Menegat says that it would have been "impossible" to build such a site so high in the mountains if the rocks were not already fractured in this way. The Incas used these materials to create structures without mortar, featuring stones that fit together so perfectly, there are almost no visible gaps.

Furthermore, the area at the intersection of faults may have provided other advantages. For example, the faults could have acted as a source of water, channeling rain and ice melt directly into the site. This allowed the Incas to build away from the bottom of valleys, where any settlement would have been at risk from flooding and avalanches.

"The Andean world is inhospitable. Here, human life is possible only in a few places where water drips through fractures," Menegat said. "The Incas knew to follow this criterion, which allowed them to establish networks of settlements in this kind of oasis of habitability provided by the faults and fractures."

"Their cities and plantations were not large, but the little that was produced in one place made possible exchanges with other places, resulting in great diversity," he said. In this inhospitable environment, the Incas managed to sustain a culture of 10 million people "without hunger."

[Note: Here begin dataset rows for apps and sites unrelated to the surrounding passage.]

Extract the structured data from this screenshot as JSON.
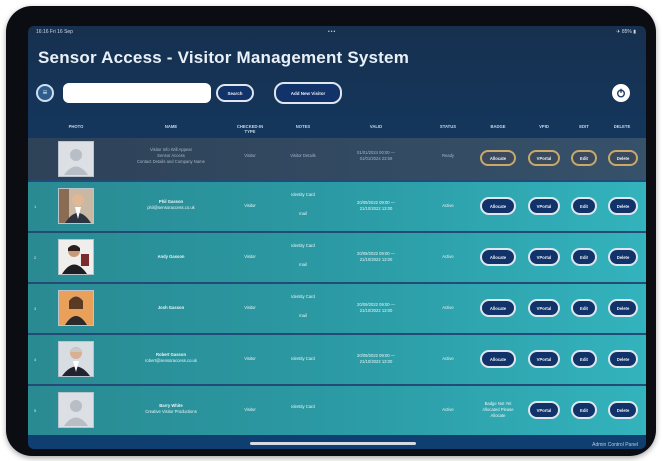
{
  "status_bar": {
    "time": "16:16  Fri 16 Sep",
    "dots": "•••",
    "battery": "✈ 85% ▮"
  },
  "title": "Sensor Access - Visitor Management System",
  "toolbar": {
    "menu_icon": "menu-icon",
    "search_placeholder": "",
    "search_label": "Search",
    "add_label": "Add New Visitor",
    "power_icon": "power-icon"
  },
  "table": {
    "headers": [
      "PHOTO",
      "NAME",
      "CHECKED-IN TYPE",
      "NOTES",
      "VALID",
      "STATUS",
      "BADGE",
      "VPID",
      "EDIT",
      "DELETE"
    ],
    "rows": [
      {
        "idx": "",
        "name": "Visitor Info Will Appear",
        "sub1": "Sensor Access",
        "sub2": "Contact Details and Company Name",
        "type": "Visitor",
        "notes": "Visitor Details",
        "valid": "01/01/2024 00:00 —",
        "valid2": "01/01/2024 23:59",
        "status": "Ready",
        "badge": "Allocate",
        "vpid": "VPortal",
        "edit": "Edit",
        "delete": "Delete",
        "photo": "placeholder"
      },
      {
        "idx": "1",
        "name": "Phil Gasson",
        "sub1": "phil@sensoraccess.co.uk",
        "sub2": "",
        "type": "Visitor",
        "notes": "Identity Card",
        "notes2": "mail",
        "valid": "20/09/2022 09:00 —",
        "valid2": "21/10/2022 13:00",
        "status": "Active",
        "badge": "Allocate",
        "vpid": "VPortal",
        "edit": "Edit",
        "delete": "Delete",
        "photo": "man-suit"
      },
      {
        "idx": "2",
        "name": "Andy Gasson",
        "sub1": "",
        "sub2": "",
        "type": "Visitor",
        "notes": "Identity Card",
        "notes2": "mail",
        "valid": "20/09/2022 09:00 —",
        "valid2": "21/10/2022 13:00",
        "status": "Active",
        "badge": "Allocate",
        "vpid": "VPortal",
        "edit": "Edit",
        "delete": "Delete",
        "photo": "man-dark"
      },
      {
        "idx": "3",
        "name": "Josh Gasson",
        "sub1": "",
        "sub2": "",
        "type": "Visitor",
        "notes": "Identity Card",
        "notes2": "mail",
        "valid": "20/09/2022 09:00 —",
        "valid2": "21/10/2022 13:00",
        "status": "Active",
        "badge": "Allocate",
        "vpid": "VPortal",
        "edit": "Edit",
        "delete": "Delete",
        "photo": "woman-orange"
      },
      {
        "idx": "4",
        "name": "Robert Gasson",
        "sub1": "robert@sensoraccess.co.uk",
        "sub2": "",
        "type": "Visitor",
        "notes": "Identity Card",
        "notes2": "",
        "valid": "20/09/2022 09:00 —",
        "valid2": "21/10/2022 13:00",
        "status": "Active",
        "badge": "Allocate",
        "vpid": "VPortal",
        "edit": "Edit",
        "delete": "Delete",
        "photo": "man-grey"
      },
      {
        "idx": "5",
        "name": "Barry White",
        "sub1": "Creative Visitor Productions",
        "sub2": "",
        "type": "Visitor",
        "notes": "Identity Card",
        "notes2": "",
        "valid": "",
        "valid2": "",
        "status": "Active",
        "badge_text1": "Badge Not Yet",
        "badge_text2": "Allocated Please",
        "badge_text3": "Allocate",
        "vpid": "VPortal",
        "edit": "Edit",
        "delete": "Delete",
        "photo": "placeholder"
      }
    ]
  },
  "footer": {
    "admin_link": "Admin Control Panel"
  },
  "colors": {
    "accent": "#12336a",
    "row_teal": "#2b9aa4",
    "header_bg": "#17304f"
  }
}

Conversely, building on top of faults could also have helped to drain the site after intense rainstorms—which frequently affect the region.

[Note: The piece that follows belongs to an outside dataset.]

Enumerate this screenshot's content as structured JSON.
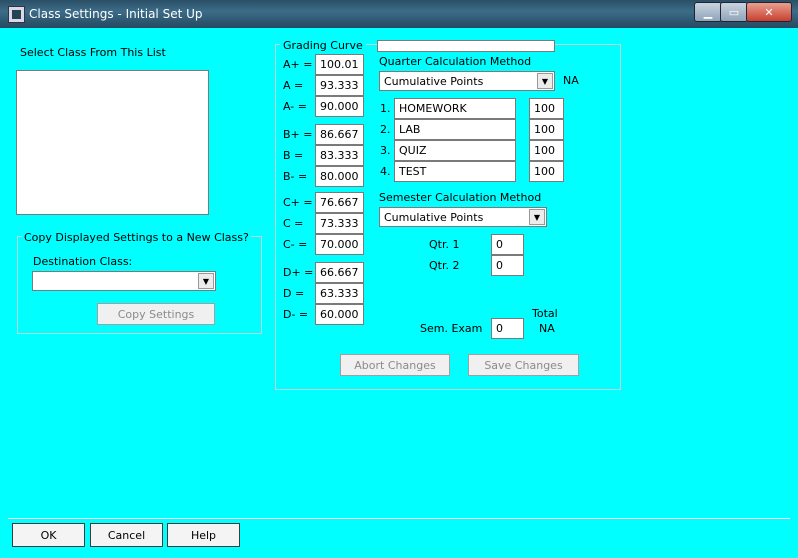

"About two-thirds of the effort to build the sanctuary involved constructing subsurface drainages," Menegat said. "The preexisting fractures aided this process and help account for its remarkable preservation. Machu Picchu clearly shows us that the Incan civilization was an empire of fractured rocks."

So did the Incas have any understanding of tectonic faults, or did they simply choose the site for Machu Picchu based on the fact that it was rich in fractured rock? Menegat thinks that while the Incas may not have known what the fractures were, they could have recognized them.

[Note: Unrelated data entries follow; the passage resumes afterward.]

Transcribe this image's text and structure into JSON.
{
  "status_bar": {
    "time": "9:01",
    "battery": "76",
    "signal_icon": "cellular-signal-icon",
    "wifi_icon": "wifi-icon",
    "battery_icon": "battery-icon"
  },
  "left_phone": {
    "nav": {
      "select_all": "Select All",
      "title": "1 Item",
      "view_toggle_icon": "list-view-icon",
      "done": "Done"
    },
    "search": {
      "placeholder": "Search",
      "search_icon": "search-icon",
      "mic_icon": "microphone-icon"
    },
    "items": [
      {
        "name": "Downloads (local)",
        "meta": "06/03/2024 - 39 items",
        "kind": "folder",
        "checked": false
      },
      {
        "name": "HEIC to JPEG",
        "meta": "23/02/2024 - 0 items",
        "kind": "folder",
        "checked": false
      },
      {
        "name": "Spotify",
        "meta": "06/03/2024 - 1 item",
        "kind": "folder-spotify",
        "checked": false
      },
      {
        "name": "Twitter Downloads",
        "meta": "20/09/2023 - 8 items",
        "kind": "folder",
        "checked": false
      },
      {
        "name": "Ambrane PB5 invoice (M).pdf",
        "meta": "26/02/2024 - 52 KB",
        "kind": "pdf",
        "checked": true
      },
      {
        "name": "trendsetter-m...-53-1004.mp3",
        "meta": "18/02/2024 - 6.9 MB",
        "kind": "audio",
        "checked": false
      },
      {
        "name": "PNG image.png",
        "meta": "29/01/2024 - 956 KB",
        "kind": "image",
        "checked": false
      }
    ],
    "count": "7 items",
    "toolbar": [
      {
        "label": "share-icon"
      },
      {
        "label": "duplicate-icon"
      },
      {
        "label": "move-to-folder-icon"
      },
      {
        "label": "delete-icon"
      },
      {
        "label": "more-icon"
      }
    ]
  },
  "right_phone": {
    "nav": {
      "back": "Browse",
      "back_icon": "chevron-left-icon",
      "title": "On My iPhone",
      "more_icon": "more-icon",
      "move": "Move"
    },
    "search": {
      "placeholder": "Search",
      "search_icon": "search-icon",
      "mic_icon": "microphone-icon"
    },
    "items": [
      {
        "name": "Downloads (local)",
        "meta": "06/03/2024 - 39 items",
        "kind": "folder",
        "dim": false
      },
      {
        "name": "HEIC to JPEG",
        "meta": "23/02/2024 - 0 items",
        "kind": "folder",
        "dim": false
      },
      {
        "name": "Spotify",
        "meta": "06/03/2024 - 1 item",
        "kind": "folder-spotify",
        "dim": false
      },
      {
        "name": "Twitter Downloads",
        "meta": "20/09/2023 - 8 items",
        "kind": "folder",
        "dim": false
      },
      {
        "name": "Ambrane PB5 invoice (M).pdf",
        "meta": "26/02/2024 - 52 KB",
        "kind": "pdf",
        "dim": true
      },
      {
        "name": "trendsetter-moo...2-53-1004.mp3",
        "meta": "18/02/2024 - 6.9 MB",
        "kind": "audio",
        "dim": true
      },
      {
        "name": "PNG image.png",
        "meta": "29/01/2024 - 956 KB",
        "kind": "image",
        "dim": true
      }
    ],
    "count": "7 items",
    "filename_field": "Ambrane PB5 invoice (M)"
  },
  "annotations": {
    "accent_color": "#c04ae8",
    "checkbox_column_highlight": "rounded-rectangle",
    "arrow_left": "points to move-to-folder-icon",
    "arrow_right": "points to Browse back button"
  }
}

"The Incas knew how to recognize intensely fractured zones and knew that they extended over long stretches. This is for one simple reason: faults can lead to water," Menegat said. "So consider a fault that starts from the top of a snowy mountain and extends down to 3,000 meters [around 9,450 feet] to reach the deep valleys. The melting of spring and summer fuels this fault and changes the amount of water that flows through it. Faults and aquifers are part of the water cycle in the Andean realm."

"In addition, there is a Quechua word for large fractures. As the great Peruvian writer José Maria Arguedas said, the Incas called the fractures that cross the mountains 'quijlo.' Geologists call them faults," he said.

The general consensus is that the Incas built Machu Picchu around 1450, however, the site was later abandoned during the Spanish conquest.

This article was updated to include additional comments from Rualdo Menegat.

Machu Picchu
Detailed mapping indicates Machu Picchu's location and layout were dictated by the underlying geological faults. Rualdo Menegat